4. Finally, a public option is needed. Many people blanch at the idea of “government taking over health care.â€ But note that what is being called for, which I personally endorse, is a public “option.â€ No one will have to choose it, but it will be available to those who want it. A new government insurance entity that, like Medicare, is not concerned with profit or net revenue will act as a competitive brake. Like Medicare, administrative costs are likely to be substantially lower. Like Medicare a public option program will likely struggle with what to reimburse and how much. Yet, again like Medicare it is likely to be mostly satisfactory to users and health care providers alike, who appreciate the certainty of the Medicare system. Ask around and you will find few elders who would choose to drop Medicare, given a choice. Finally, like Medicare (if allowed by law) a public option would provide greater bargaining power over things like the cost of drugs. Ideally going forward people would be able to choose a public option, plus supplemental private insurance for luxury items if they wish and can afford it. This would unfortunately keep some “two-tierâ€ characteristics of what we have now, but at least would be a vast improvement.
Health care reform with all four of the features I list will pass the House and the Senate.

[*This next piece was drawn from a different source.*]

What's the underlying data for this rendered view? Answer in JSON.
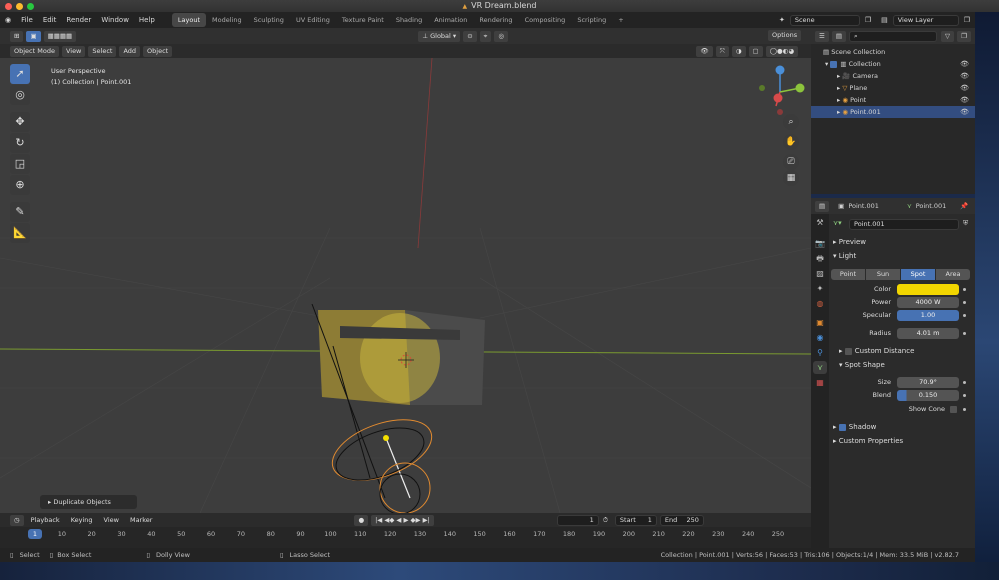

The House version will have a stronge public option, the Senate version a weaker one. The President will be forced to indicate his preference and he will side with a stronger public option, which will come out of conference committee. The house will pass it in a party line vote, the Senate will pass it in a near party line vote after parliamentary maneuvers allow a majority rather than a super majority vote. It may take until November but more likely will be done sooner.
By finally dealing with health care reform successfully, if not perfectly, and despite partisan and industry objections, we will be on the road to a healthier society. We will also be on the road to a far more favorable business climate for enterprises of all sizes, especially the tiny companies like mine. Employers and employees will fight less or perhaps not at all over health care benefits come contract time. Individuals will fear losing their job less, be more willing to attempt the entrepreneurial life knowing their health care is secure, and also be more mobile as they know that changing jobs will not jeopardize their health insurance. Getting sick will not put even insured people on the road to bankruptcy. This is a desirable legacy to leave, no matter where you stand on the political spectrum.
* “Clock is Ticking,â€ report from Families USA, July 2009
** “Medical bills prompt more than 60% of U.S. bankruptcies,â€ CNN Health, June 5, 2009
***â€Dying for Coverage: New State Reports,â€ Families USA, March-April 2008
Glen Hiemstra, futurist speaker, is the author of Turning the Future Into Revenue: What Businesses and Individuals Need to Know to Shape Their Futures, from John Wiley & Sons, publisher, 2006. Glen is the Founder and Owner of Futurist.com, a website in the public interest, a blogger, consultant, and Internet video host. He lives and works in Kirkland, Washington, providing presentation, consultation, and research services. For more information contact Futurist.com.